* _The problem_: Only lines with the string "niveles" should be returned from the data below.

-*-

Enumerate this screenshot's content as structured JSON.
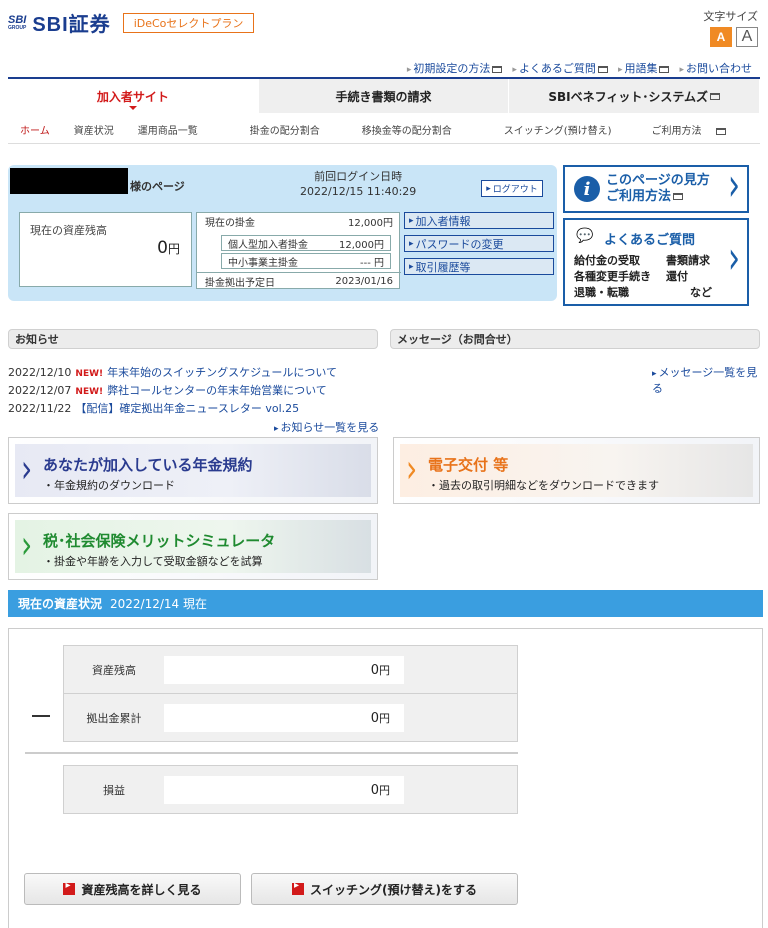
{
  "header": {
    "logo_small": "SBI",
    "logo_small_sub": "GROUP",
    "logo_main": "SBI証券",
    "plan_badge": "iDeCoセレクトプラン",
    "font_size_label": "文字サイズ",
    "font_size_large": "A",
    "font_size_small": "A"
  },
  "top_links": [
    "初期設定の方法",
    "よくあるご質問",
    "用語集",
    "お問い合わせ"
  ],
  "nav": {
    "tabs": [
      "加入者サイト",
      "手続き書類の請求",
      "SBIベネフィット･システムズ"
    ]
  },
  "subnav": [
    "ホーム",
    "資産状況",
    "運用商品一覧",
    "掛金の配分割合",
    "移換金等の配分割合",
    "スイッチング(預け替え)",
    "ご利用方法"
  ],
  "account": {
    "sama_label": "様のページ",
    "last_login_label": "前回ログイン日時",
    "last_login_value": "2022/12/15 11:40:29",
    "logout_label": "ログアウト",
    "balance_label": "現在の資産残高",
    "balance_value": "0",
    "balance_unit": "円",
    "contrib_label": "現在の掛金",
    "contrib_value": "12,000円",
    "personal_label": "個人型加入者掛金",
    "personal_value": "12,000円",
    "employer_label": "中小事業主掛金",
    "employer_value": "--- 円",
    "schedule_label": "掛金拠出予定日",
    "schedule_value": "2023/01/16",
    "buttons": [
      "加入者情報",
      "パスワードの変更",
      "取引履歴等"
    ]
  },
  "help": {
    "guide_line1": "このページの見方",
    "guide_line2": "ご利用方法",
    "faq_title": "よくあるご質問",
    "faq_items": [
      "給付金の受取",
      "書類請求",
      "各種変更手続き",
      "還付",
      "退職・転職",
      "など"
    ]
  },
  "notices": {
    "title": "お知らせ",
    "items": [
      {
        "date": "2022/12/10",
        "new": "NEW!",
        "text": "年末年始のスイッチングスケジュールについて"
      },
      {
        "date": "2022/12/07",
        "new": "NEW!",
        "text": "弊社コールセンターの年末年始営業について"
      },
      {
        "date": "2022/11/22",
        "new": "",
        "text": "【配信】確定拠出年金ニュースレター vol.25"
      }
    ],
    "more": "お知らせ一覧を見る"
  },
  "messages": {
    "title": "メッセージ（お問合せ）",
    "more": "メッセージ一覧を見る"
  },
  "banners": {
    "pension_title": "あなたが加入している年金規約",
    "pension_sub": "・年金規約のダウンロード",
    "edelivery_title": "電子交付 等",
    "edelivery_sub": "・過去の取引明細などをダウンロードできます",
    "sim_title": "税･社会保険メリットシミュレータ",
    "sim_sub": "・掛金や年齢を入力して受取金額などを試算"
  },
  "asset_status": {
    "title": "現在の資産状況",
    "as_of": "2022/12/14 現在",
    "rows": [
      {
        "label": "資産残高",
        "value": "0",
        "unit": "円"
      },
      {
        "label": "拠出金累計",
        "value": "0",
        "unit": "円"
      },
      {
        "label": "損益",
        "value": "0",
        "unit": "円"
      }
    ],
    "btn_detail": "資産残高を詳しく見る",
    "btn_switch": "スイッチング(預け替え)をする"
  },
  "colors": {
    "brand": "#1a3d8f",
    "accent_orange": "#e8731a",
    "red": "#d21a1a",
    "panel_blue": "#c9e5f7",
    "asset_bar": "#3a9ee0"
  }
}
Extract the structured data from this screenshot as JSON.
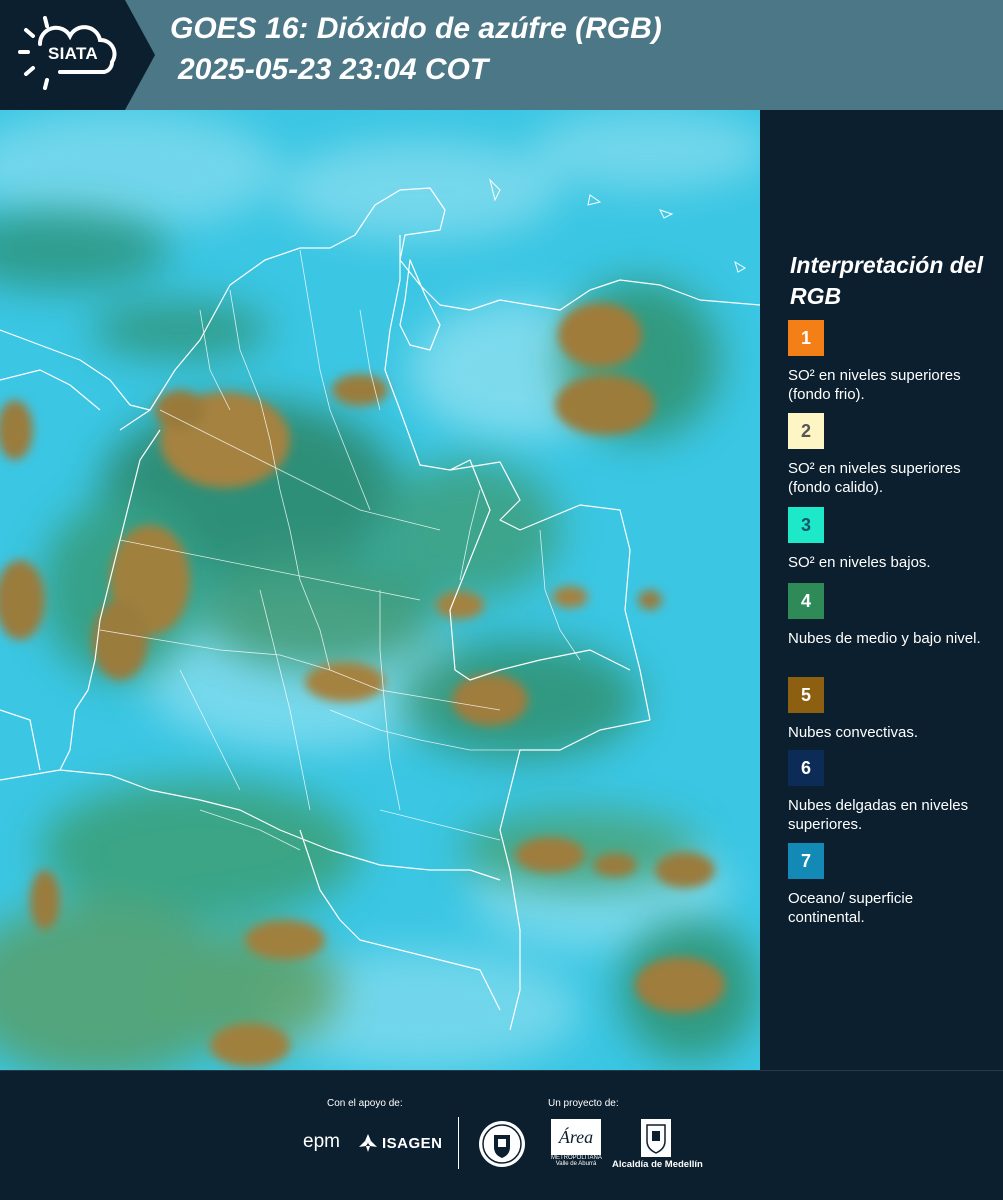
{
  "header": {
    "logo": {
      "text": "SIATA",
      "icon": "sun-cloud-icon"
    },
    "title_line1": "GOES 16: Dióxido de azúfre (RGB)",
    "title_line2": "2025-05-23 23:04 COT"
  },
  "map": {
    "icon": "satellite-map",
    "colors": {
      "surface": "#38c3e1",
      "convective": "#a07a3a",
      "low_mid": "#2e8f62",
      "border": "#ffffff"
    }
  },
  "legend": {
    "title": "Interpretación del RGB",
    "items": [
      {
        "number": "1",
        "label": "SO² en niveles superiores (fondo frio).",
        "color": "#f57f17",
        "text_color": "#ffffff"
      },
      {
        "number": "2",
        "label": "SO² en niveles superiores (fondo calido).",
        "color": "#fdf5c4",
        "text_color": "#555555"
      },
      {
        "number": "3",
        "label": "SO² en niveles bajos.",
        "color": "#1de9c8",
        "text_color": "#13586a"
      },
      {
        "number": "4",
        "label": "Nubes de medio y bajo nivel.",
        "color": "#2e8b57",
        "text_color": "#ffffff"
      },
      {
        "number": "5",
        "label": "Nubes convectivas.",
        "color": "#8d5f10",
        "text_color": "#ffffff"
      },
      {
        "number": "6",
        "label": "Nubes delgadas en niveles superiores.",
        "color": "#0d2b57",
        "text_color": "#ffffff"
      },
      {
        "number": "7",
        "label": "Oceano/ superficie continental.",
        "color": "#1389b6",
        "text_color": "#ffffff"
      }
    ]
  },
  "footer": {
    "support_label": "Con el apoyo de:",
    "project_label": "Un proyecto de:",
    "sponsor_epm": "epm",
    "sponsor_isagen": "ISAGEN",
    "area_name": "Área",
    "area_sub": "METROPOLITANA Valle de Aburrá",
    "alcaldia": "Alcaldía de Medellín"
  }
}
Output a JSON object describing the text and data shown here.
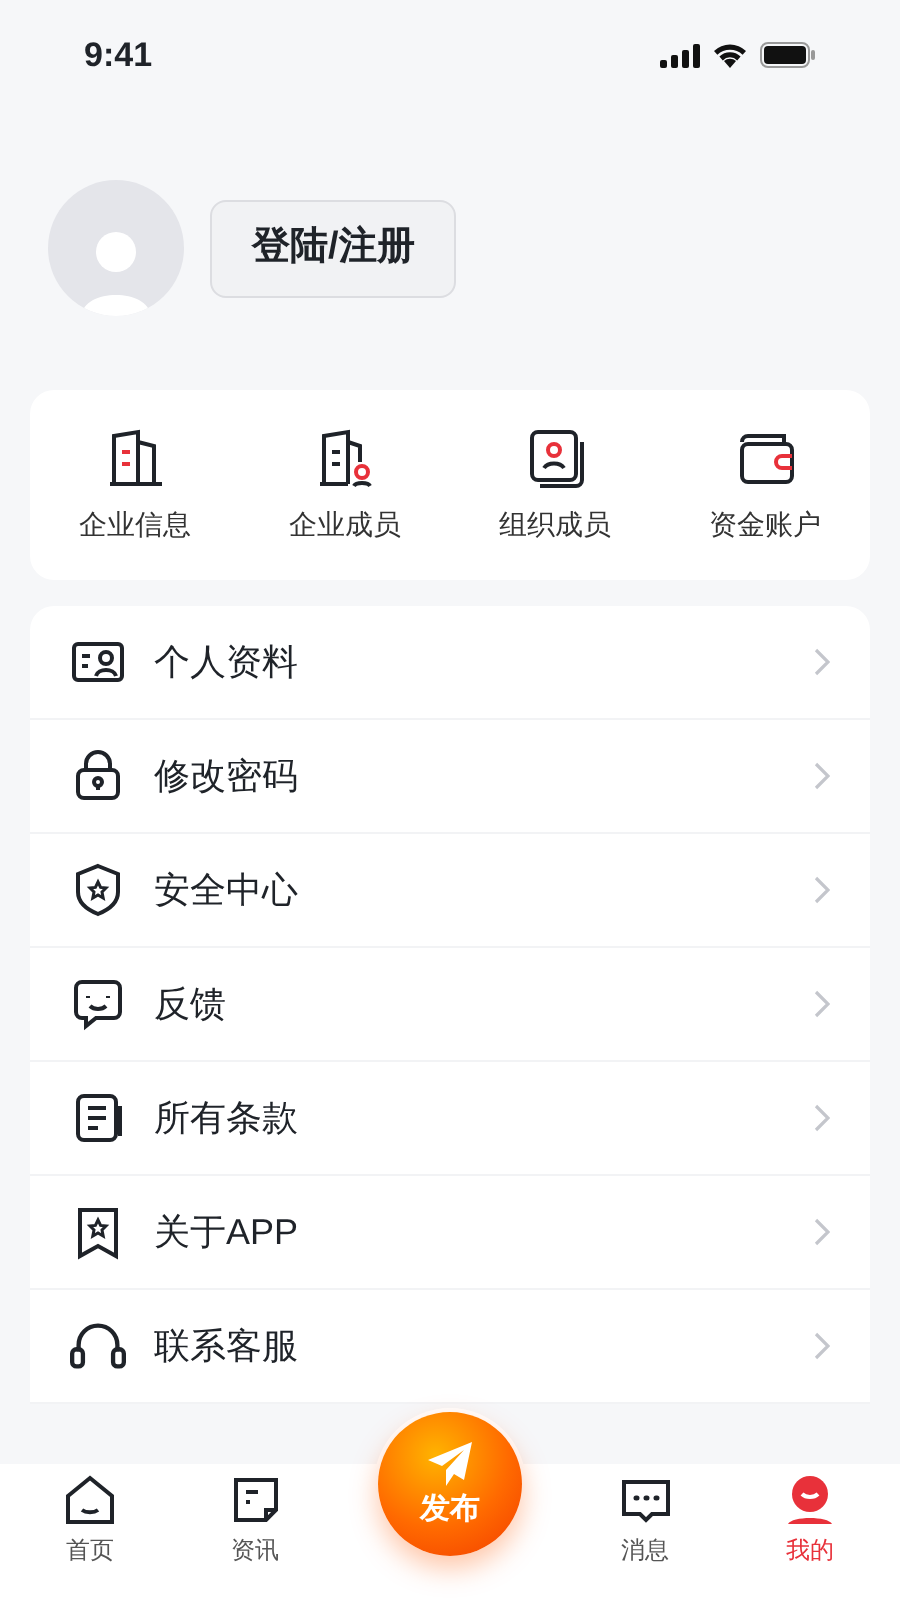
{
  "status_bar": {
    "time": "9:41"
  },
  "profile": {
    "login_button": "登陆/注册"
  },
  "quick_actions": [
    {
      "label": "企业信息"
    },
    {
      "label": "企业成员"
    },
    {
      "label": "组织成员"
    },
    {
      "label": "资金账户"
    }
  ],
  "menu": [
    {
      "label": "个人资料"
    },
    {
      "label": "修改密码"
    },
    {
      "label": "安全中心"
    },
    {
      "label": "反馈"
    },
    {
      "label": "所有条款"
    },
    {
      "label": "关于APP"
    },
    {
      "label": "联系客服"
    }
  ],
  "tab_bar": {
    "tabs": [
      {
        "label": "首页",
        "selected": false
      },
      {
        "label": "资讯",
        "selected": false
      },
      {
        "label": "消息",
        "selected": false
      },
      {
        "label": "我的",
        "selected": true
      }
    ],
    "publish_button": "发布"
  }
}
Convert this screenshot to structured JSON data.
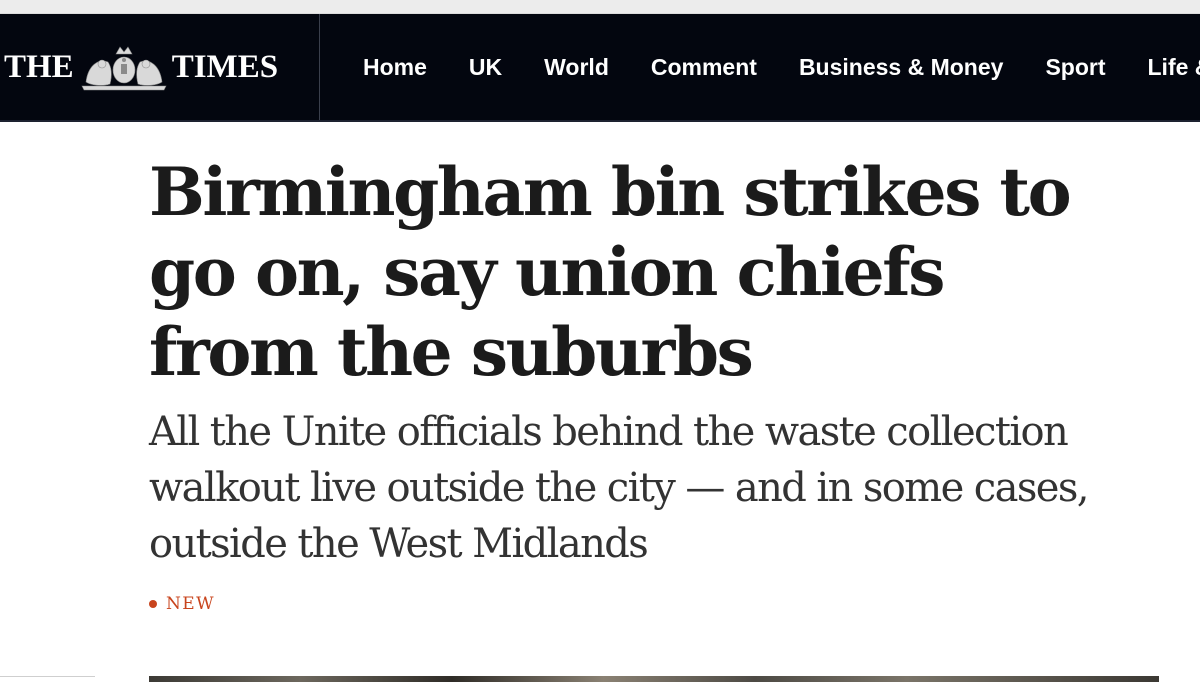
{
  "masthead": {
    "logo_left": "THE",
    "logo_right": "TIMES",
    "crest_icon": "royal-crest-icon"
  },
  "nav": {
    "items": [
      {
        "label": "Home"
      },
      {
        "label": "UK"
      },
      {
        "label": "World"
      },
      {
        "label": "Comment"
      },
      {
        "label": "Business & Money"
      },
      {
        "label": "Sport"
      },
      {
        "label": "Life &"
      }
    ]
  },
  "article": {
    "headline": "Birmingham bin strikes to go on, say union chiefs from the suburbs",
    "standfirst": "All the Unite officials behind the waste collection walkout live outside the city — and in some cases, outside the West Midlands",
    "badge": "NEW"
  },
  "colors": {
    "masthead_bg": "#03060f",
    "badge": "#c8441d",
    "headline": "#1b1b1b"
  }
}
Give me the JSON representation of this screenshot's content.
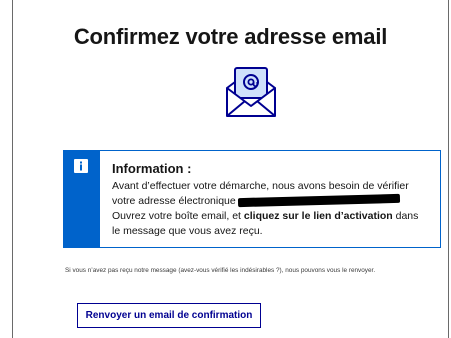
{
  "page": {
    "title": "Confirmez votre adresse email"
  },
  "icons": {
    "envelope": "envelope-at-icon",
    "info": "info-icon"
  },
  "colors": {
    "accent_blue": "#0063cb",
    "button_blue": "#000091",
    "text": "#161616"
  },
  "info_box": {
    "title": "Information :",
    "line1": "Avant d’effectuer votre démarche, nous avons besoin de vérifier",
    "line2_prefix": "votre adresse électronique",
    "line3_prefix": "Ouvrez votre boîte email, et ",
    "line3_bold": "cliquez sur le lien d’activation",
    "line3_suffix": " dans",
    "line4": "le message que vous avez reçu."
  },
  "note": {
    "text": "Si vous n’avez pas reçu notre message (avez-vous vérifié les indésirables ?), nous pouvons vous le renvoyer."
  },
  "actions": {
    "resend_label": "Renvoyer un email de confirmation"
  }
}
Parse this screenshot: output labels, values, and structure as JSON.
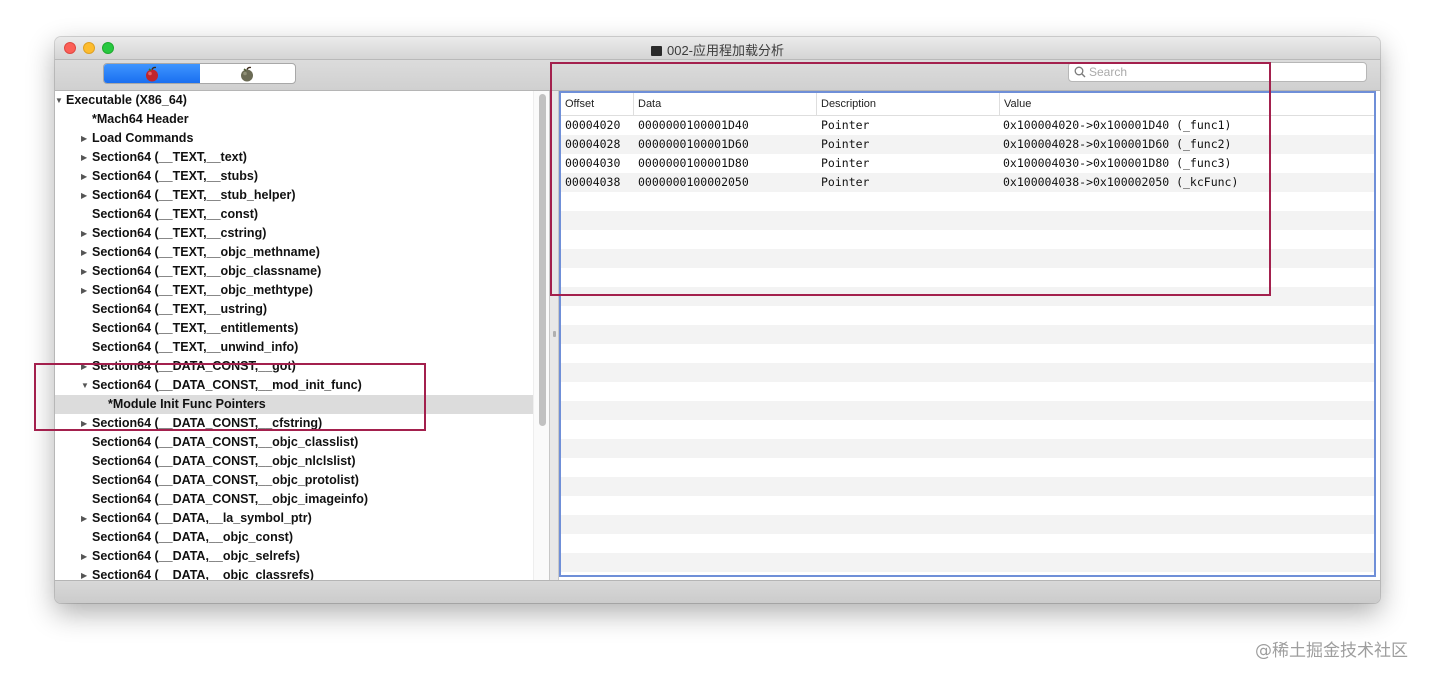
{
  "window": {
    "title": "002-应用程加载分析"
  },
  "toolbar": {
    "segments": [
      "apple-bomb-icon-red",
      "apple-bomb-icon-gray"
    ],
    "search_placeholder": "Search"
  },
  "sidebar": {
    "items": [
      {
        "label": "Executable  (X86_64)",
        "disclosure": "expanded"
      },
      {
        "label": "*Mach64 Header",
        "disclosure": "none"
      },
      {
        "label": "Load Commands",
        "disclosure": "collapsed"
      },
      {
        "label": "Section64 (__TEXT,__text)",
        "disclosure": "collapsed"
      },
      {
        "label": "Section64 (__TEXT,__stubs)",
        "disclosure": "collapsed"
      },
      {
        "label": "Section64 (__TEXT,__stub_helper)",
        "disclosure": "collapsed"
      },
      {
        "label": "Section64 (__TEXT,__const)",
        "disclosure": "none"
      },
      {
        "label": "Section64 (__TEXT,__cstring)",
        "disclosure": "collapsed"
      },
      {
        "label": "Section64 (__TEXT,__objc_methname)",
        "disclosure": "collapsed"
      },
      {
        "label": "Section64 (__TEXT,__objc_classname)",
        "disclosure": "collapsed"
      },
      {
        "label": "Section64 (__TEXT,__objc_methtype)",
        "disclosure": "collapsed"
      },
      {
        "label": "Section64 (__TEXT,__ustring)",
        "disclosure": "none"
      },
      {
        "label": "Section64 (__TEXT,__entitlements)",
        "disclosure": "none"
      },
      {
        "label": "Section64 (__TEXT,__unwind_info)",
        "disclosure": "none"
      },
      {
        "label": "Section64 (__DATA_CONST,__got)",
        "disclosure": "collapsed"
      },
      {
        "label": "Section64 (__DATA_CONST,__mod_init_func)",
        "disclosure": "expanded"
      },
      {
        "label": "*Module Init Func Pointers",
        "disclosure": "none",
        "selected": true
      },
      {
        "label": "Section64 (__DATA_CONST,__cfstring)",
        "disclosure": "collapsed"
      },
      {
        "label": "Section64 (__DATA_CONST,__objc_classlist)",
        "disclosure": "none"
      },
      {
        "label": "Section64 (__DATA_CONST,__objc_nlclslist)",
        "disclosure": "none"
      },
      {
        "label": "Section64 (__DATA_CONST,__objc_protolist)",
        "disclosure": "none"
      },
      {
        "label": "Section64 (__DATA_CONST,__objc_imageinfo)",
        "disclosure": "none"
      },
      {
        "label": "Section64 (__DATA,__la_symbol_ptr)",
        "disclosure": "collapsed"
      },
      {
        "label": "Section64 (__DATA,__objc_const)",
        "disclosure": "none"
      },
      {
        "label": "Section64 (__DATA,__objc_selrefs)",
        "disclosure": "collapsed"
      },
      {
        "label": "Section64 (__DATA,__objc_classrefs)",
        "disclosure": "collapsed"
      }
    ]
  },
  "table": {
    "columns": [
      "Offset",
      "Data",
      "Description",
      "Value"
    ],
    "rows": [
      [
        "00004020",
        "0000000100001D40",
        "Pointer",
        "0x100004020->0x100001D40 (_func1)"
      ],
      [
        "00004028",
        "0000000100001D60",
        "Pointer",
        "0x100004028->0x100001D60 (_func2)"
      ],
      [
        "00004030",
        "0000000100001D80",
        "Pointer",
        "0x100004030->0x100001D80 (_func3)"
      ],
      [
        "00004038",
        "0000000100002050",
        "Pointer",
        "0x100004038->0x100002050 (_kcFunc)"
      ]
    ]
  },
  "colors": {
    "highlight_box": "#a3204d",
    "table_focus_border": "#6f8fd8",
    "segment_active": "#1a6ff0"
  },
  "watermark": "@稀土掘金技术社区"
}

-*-

* _Response area_:
        "label": "SO² en niveles superiores (fondo frio).",
        "label": "SO² en niveles superiores (fondo calido).",
        "label": "SO² en niveles bajos.",
        "label": "Nubes delgadas en niveles superiores.",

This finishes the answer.